# DATA RECORDS
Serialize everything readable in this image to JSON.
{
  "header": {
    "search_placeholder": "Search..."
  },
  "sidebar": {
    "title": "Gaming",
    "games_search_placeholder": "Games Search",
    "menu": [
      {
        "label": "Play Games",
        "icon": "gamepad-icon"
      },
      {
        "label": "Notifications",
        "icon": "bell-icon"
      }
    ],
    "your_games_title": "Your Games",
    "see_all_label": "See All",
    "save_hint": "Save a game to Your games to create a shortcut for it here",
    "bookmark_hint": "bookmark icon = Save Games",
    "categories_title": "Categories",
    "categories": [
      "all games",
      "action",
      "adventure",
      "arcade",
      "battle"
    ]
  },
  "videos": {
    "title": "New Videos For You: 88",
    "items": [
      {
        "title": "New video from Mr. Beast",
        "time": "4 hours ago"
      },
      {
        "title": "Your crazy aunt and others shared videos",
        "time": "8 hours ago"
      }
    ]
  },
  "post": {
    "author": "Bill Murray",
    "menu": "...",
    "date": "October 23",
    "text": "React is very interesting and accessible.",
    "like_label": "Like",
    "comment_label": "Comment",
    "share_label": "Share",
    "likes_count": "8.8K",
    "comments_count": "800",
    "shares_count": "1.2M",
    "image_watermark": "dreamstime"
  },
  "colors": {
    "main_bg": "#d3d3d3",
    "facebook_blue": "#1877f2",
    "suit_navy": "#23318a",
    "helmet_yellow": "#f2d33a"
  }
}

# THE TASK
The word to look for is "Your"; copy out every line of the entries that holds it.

# WRITTEN SOLUTION
    "your_games_title": "Your Games",
    "save_hint": "Save a game to Your games to create a shortcut for it here",
        "title": "Your crazy aunt and others shared videos",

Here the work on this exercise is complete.